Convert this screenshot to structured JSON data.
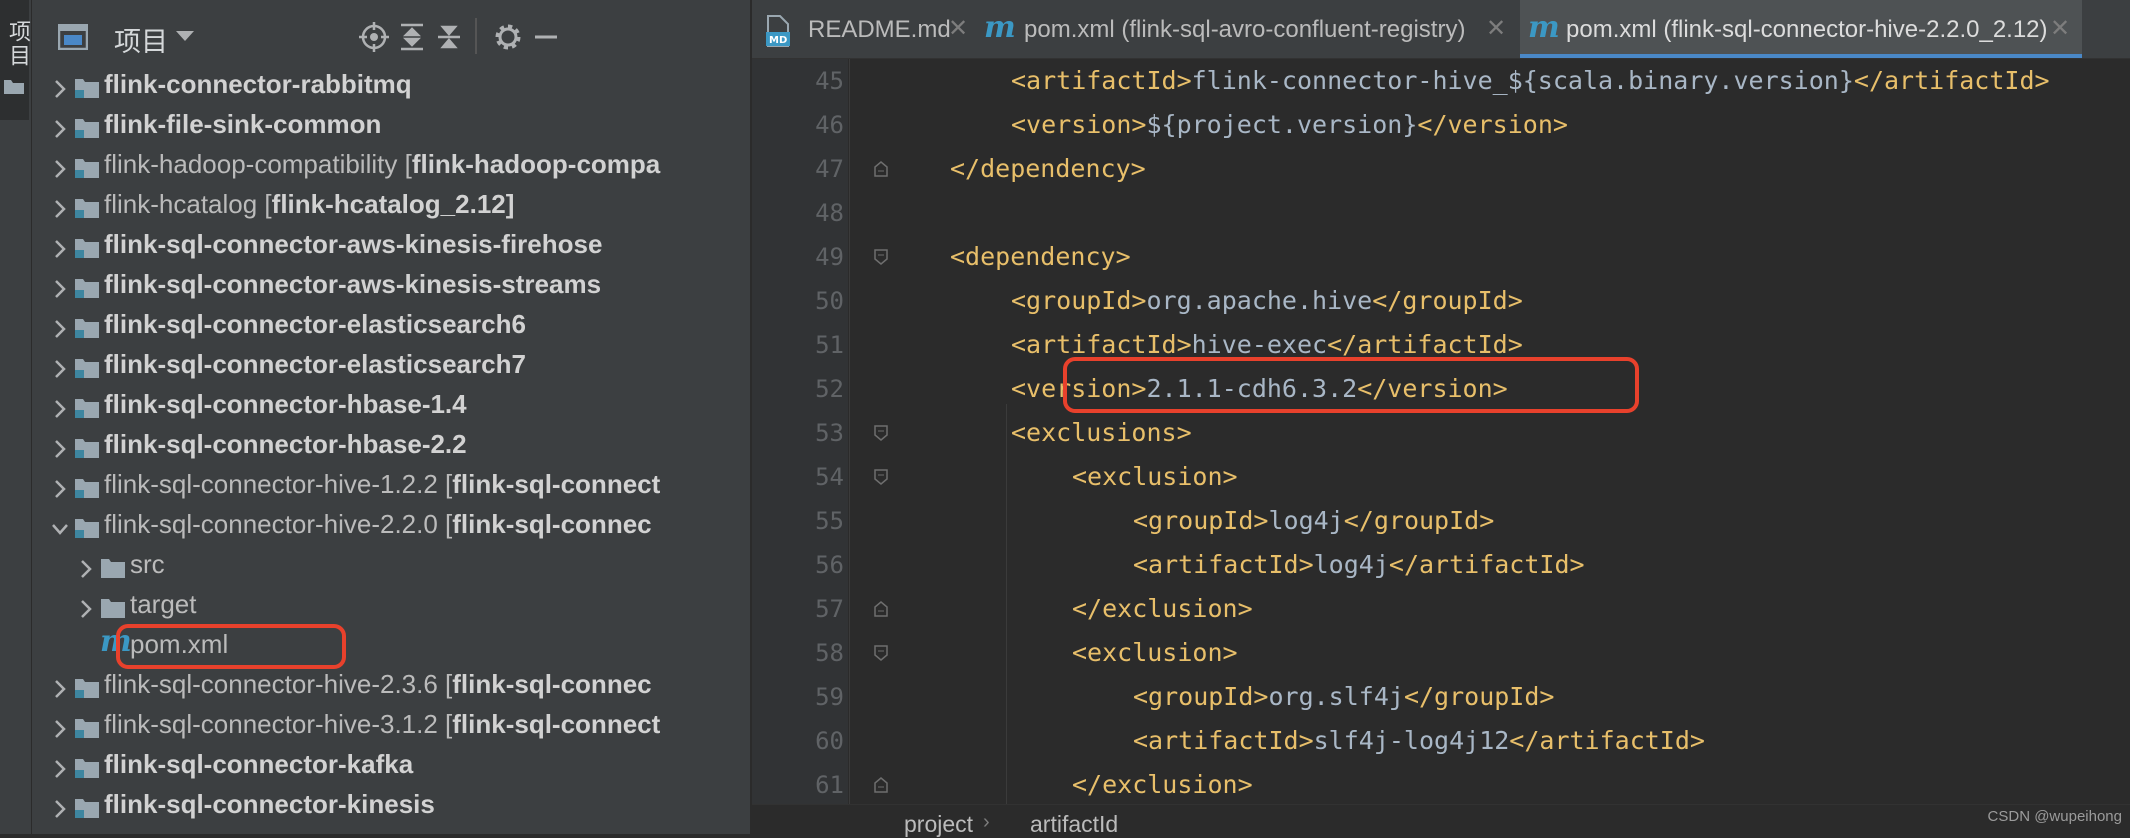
{
  "sidebar_strip": {
    "label": "项目"
  },
  "project_panel": {
    "title": "项目",
    "tree": [
      {
        "bold": "flink-connector-rabbitmq",
        "plain": "",
        "tail": "",
        "expanded": false,
        "level": 0,
        "kind": "module"
      },
      {
        "bold": "flink-file-sink-common",
        "plain": "",
        "tail": "",
        "expanded": false,
        "level": 0,
        "kind": "module"
      },
      {
        "bold": "",
        "plain": "flink-hadoop-compatibility [",
        "tail": "flink-hadoop-compa",
        "expanded": false,
        "level": 0,
        "kind": "module"
      },
      {
        "bold": "",
        "plain": "flink-hcatalog [",
        "tail": "flink-hcatalog_2.12]",
        "expanded": false,
        "level": 0,
        "kind": "module"
      },
      {
        "bold": "flink-sql-connector-aws-kinesis-firehose",
        "plain": "",
        "tail": "",
        "expanded": false,
        "level": 0,
        "kind": "module"
      },
      {
        "bold": "flink-sql-connector-aws-kinesis-streams",
        "plain": "",
        "tail": "",
        "expanded": false,
        "level": 0,
        "kind": "module"
      },
      {
        "bold": "flink-sql-connector-elasticsearch6",
        "plain": "",
        "tail": "",
        "expanded": false,
        "level": 0,
        "kind": "module"
      },
      {
        "bold": "flink-sql-connector-elasticsearch7",
        "plain": "",
        "tail": "",
        "expanded": false,
        "level": 0,
        "kind": "module"
      },
      {
        "bold": "flink-sql-connector-hbase-1.4",
        "plain": "",
        "tail": "",
        "expanded": false,
        "level": 0,
        "kind": "module"
      },
      {
        "bold": "flink-sql-connector-hbase-2.2",
        "plain": "",
        "tail": "",
        "expanded": false,
        "level": 0,
        "kind": "module"
      },
      {
        "bold": "",
        "plain": "flink-sql-connector-hive-1.2.2 [",
        "tail": "flink-sql-connect",
        "expanded": false,
        "level": 0,
        "kind": "module"
      },
      {
        "bold": "",
        "plain": "flink-sql-connector-hive-2.2.0 [",
        "tail": "flink-sql-connec",
        "expanded": true,
        "level": 0,
        "kind": "module"
      },
      {
        "bold": "",
        "plain": "src",
        "tail": "",
        "expanded": false,
        "level": 1,
        "kind": "folder"
      },
      {
        "bold": "",
        "plain": "target",
        "tail": "",
        "expanded": false,
        "level": 1,
        "kind": "folder"
      },
      {
        "bold": "",
        "plain": "pom.xml",
        "tail": "",
        "expanded": false,
        "level": 1,
        "kind": "maven"
      },
      {
        "bold": "",
        "plain": "flink-sql-connector-hive-2.3.6 [",
        "tail": "flink-sql-connec",
        "expanded": false,
        "level": 0,
        "kind": "module"
      },
      {
        "bold": "",
        "plain": "flink-sql-connector-hive-3.1.2 [",
        "tail": "flink-sql-connect",
        "expanded": false,
        "level": 0,
        "kind": "module"
      },
      {
        "bold": "flink-sql-connector-kafka",
        "plain": "",
        "tail": "",
        "expanded": false,
        "level": 0,
        "kind": "module"
      },
      {
        "bold": "flink-sql-connector-kinesis",
        "plain": "",
        "tail": "",
        "expanded": false,
        "level": 0,
        "kind": "module"
      }
    ]
  },
  "tabs": [
    {
      "icon": "markdown-icon",
      "label": "README.md",
      "active": false
    },
    {
      "icon": "maven-icon",
      "label": "pom.xml (flink-sql-avro-confluent-registry)",
      "active": false
    },
    {
      "icon": "maven-icon",
      "label": "pom.xml (flink-sql-connector-hive-2.2.0_2.12)",
      "active": true
    }
  ],
  "editor": {
    "lines": [
      {
        "n": "45",
        "indent": 2,
        "open": "<artifactId>",
        "text": "flink-connector-hive_${scala.binary.version}",
        "close": "</artifactId>"
      },
      {
        "n": "46",
        "indent": 2,
        "open": "<version>",
        "text": "${project.version}",
        "close": "</version>"
      },
      {
        "n": "47",
        "indent": 1,
        "open": "</dependency>",
        "text": "",
        "close": ""
      },
      {
        "n": "48",
        "indent": 0,
        "open": "",
        "text": "",
        "close": ""
      },
      {
        "n": "49",
        "indent": 1,
        "open": "<dependency>",
        "text": "",
        "close": ""
      },
      {
        "n": "50",
        "indent": 2,
        "open": "<groupId>",
        "text": "org.apache.hive",
        "close": "</groupId>"
      },
      {
        "n": "51",
        "indent": 2,
        "open": "<artifactId>",
        "text": "hive-exec",
        "close": "</artifactId>"
      },
      {
        "n": "52",
        "indent": 2,
        "open": "<version>",
        "text": "2.1.1-cdh6.3.2",
        "close": "</version>"
      },
      {
        "n": "53",
        "indent": 2,
        "open": "<exclusions>",
        "text": "",
        "close": ""
      },
      {
        "n": "54",
        "indent": 3,
        "open": "<exclusion>",
        "text": "",
        "close": ""
      },
      {
        "n": "55",
        "indent": 4,
        "open": "<groupId>",
        "text": "log4j",
        "close": "</groupId>"
      },
      {
        "n": "56",
        "indent": 4,
        "open": "<artifactId>",
        "text": "log4j",
        "close": "</artifactId>"
      },
      {
        "n": "57",
        "indent": 3,
        "open": "</exclusion>",
        "text": "",
        "close": ""
      },
      {
        "n": "58",
        "indent": 3,
        "open": "<exclusion>",
        "text": "",
        "close": ""
      },
      {
        "n": "59",
        "indent": 4,
        "open": "<groupId>",
        "text": "org.slf4j",
        "close": "</groupId>"
      },
      {
        "n": "60",
        "indent": 4,
        "open": "<artifactId>",
        "text": "slf4j-log4j12",
        "close": "</artifactId>"
      },
      {
        "n": "61",
        "indent": 3,
        "open": "</exclusion>",
        "text": "",
        "close": ""
      }
    ]
  },
  "breadcrumb": [
    "project",
    "artifactId"
  ],
  "watermark": "CSDN @wupeihong",
  "colors": {
    "highlight": "#e8412c",
    "tag": "#e8bf6a",
    "maven": "#3b98c4",
    "tab_underline": "#4a88c7"
  }
}
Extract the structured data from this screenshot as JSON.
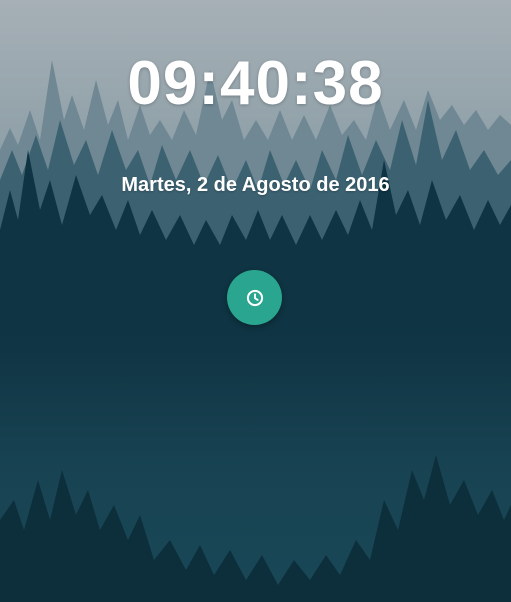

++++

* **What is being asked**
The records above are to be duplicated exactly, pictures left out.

* **Problem solution**
Convert this screenshot to structured JSON data.
{
  "sidebar_strip": {
    "label": "项目"
  },
  "project_panel": {
    "title": "项目",
    "tree": [
      {
        "bold": "flink-connector-rabbitmq",
        "plain": "",
        "tail": "",
        "expanded": false,
        "level": 0,
        "kind": "module"
      },
      {
        "bold": "flink-file-sink-common",
        "plain": "",
        "tail": "",
        "expanded": false,
        "level": 0,
        "kind": "module"
      },
      {
        "bold": "",
        "plain": "flink-hadoop-compatibility [",
        "tail": "flink-hadoop-compa",
        "expanded": false,
        "level": 0,
        "kind": "module"
      },
      {
        "bold": "",
        "plain": "flink-hcatalog [",
        "tail": "flink-hcatalog_2.12]",
        "expanded": false,
        "level": 0,
        "kind": "module"
      },
      {
        "bold": "flink-sql-connector-aws-kinesis-firehose",
        "plain": "",
        "tail": "",
        "expanded": false,
        "level": 0,
        "kind": "module"
      },
      {
        "bold": "flink-sql-connector-aws-kinesis-streams",
        "plain": "",
        "tail": "",
        "expanded": false,
        "level": 0,
        "kind": "module"
      },
      {
        "bold": "flink-sql-connector-elasticsearch6",
        "plain": "",
        "tail": "",
        "expanded": false,
        "level": 0,
        "kind": "module"
      },
      {
        "bold": "flink-sql-connector-elasticsearch7",
        "plain": "",
        "tail": "",
        "expanded": false,
        "level": 0,
        "kind": "module"
      },
      {
        "bold": "flink-sql-connector-hbase-1.4",
        "plain": "",
        "tail": "",
        "expanded": false,
        "level": 0,
        "kind": "module"
      },
      {
        "bold": "flink-sql-connector-hbase-2.2",
        "plain": "",
        "tail": "",
        "expanded": false,
        "level": 0,
        "kind": "module"
      },
      {
        "bold": "",
        "plain": "flink-sql-connector-hive-1.2.2 [",
        "tail": "flink-sql-connect",
        "expanded": false,
        "level": 0,
        "kind": "module"
      },
      {
        "bold": "",
        "plain": "flink-sql-connector-hive-2.2.0 [",
        "tail": "flink-sql-connec",
        "expanded": true,
        "level": 0,
        "kind": "module"
      },
      {
        "bold": "",
        "plain": "src",
        "tail": "",
        "expanded": false,
        "level": 1,
        "kind": "folder"
      },
      {
        "bold": "",
        "plain": "target",
        "tail": "",
        "expanded": false,
        "level": 1,
        "kind": "folder"
      },
      {
        "bold": "",
        "plain": "pom.xml",
        "tail": "",
        "expanded": false,
        "level": 1,
        "kind": "maven"
      },
      {
        "bold": "",
        "plain": "flink-sql-connector-hive-2.3.6 [",
        "tail": "flink-sql-connec",
        "expanded": false,
        "level": 0,
        "kind": "module"
      },
      {
        "bold": "",
        "plain": "flink-sql-connector-hive-3.1.2 [",
        "tail": "flink-sql-connect",
        "expanded": false,
        "level": 0,
        "kind": "module"
      },
      {
        "bold": "flink-sql-connector-kafka",
        "plain": "",
        "tail": "",
        "expanded": false,
        "level": 0,
        "kind": "module"
      },
      {
        "bold": "flink-sql-connector-kinesis",
        "plain": "",
        "tail": "",
        "expanded": false,
        "level": 0,
        "kind": "module"
      }
    ]
  },
  "tabs": [
    {
      "icon": "markdown-icon",
      "label": "README.md",
      "active": false
    },
    {
      "icon": "maven-icon",
      "label": "pom.xml (flink-sql-avro-confluent-registry)",
      "active": false
    },
    {
      "icon": "maven-icon",
      "label": "pom.xml (flink-sql-connector-hive-2.2.0_2.12)",
      "active": true
    }
  ],
  "editor": {
    "lines": [
      {
        "n": "45",
        "indent": 2,
        "open": "<artifactId>",
        "text": "flink-connector-hive_${scala.binary.version}",
        "close": "</artifactId>"
      },
      {
        "n": "46",
        "indent": 2,
        "open": "<version>",
        "text": "${project.version}",
        "close": "</version>"
      },
      {
        "n": "47",
        "indent": 1,
        "open": "</dependency>",
        "text": "",
        "close": ""
      },
      {
        "n": "48",
        "indent": 0,
        "open": "",
        "text": "",
        "close": ""
      },
      {
        "n": "49",
        "indent": 1,
        "open": "<dependency>",
        "text": "",
        "close": ""
      },
      {
        "n": "50",
        "indent": 2,
        "open": "<groupId>",
        "text": "org.apache.hive",
        "close": "</groupId>"
      },
      {
        "n": "51",
        "indent": 2,
        "open": "<artifactId>",
        "text": "hive-exec",
        "close": "</artifactId>"
      },
      {
        "n": "52",
        "indent": 2,
        "open": "<version>",
        "text": "2.1.1-cdh6.3.2",
        "close": "</version>"
      },
      {
        "n": "53",
        "indent": 2,
        "open": "<exclusions>",
        "text": "",
        "close": ""
      },
      {
        "n": "54",
        "indent": 3,
        "open": "<exclusion>",
        "text": "",
        "close": ""
      },
      {
        "n": "55",
        "indent": 4,
        "open": "<groupId>",
        "text": "log4j",
        "close": "</groupId>"
      },
      {
        "n": "56",
        "indent": 4,
        "open": "<artifactId>",
        "text": "log4j",
        "close": "</artifactId>"
      },
      {
        "n": "57",
        "indent": 3,
        "open": "</exclusion>",
        "text": "",
        "close": ""
      },
      {
        "n": "58",
        "indent": 3,
        "open": "<exclusion>",
        "text": "",
        "close": ""
      },
      {
        "n": "59",
        "indent": 4,
        "open": "<groupId>",
        "text": "org.slf4j",
        "close": "</groupId>"
      },
      {
        "n": "60",
        "indent": 4,
        "open": "<artifactId>",
        "text": "slf4j-log4j12",
        "close": "</artifactId>"
      },
      {
        "n": "61",
        "indent": 3,
        "open": "</exclusion>",
        "text": "",
        "close": ""
      }
    ]
  },
  "breadcrumb": [
    "project",
    "artifactId"
  ],
  "watermark": "CSDN @wupeihong",
  "colors": {
    "highlight": "#e8412c",
    "tag": "#e8bf6a",
    "maven": "#3b98c4",
    "tab_underline": "#4a88c7"
  }
}
Extract the structured data from this screenshot as JSON.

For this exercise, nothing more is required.